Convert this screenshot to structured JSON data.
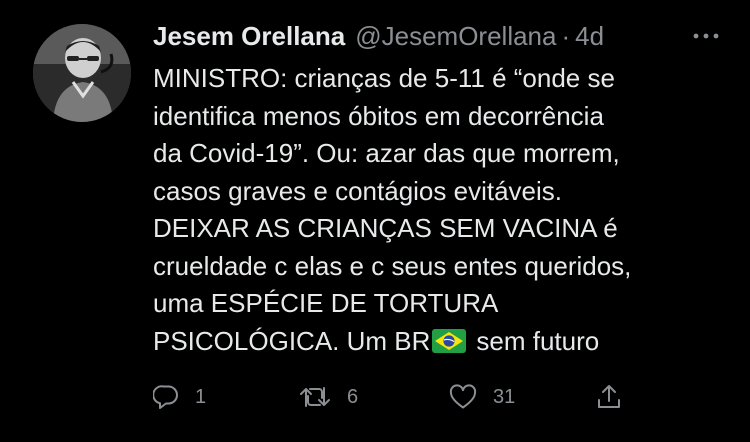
{
  "tweet": {
    "author_name": "Jesem Orellana",
    "handle": "@JesemOrellana",
    "separator": "·",
    "time": "4d",
    "text_lines": [
      "MINISTRO: crianças de 5-11 é “onde se",
      "identifica menos óbitos em decorrência",
      "da Covid-19”. Ou: azar das que morrem,",
      "casos graves e contágios evitáveis.",
      "DEIXAR AS CRIANÇAS SEM VACINA é",
      "crueldade c elas e c seus entes queridos,",
      "uma ESPÉCIE DE TORTURA",
      "PSICOLÓGICA. Um BR",
      "sem futuro"
    ],
    "flag_icon": "brazil-flag-icon",
    "actions": {
      "reply_count": "1",
      "retweet_count": "6",
      "like_count": "31"
    }
  },
  "colors": {
    "background": "#000000",
    "text_primary": "#e7e9ea",
    "text_secondary": "#8b8f94"
  }
}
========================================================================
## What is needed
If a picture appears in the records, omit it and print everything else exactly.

## Exercise output
Convert this screenshot to structured JSON data.
{
  "tweet": {
    "author_name": "Jesem Orellana",
    "handle": "@JesemOrellana",
    "separator": "·",
    "time": "4d",
    "text_lines": [
      "MINISTRO: crianças de 5-11 é “onde se",
      "identifica menos óbitos em decorrência",
      "da Covid-19”. Ou: azar das que morrem,",
      "casos graves e contágios evitáveis.",
      "DEIXAR AS CRIANÇAS SEM VACINA é",
      "crueldade c elas e c seus entes queridos,",
      "uma ESPÉCIE DE TORTURA",
      "PSICOLÓGICA. Um BR",
      "sem futuro"
    ],
    "flag_icon": "brazil-flag-icon",
    "actions": {
      "reply_count": "1",
      "retweet_count": "6",
      "like_count": "31"
    }
  },
  "colors": {
    "background": "#000000",
    "text_primary": "#e7e9ea",
    "text_secondary": "#8b8f94"
  }
}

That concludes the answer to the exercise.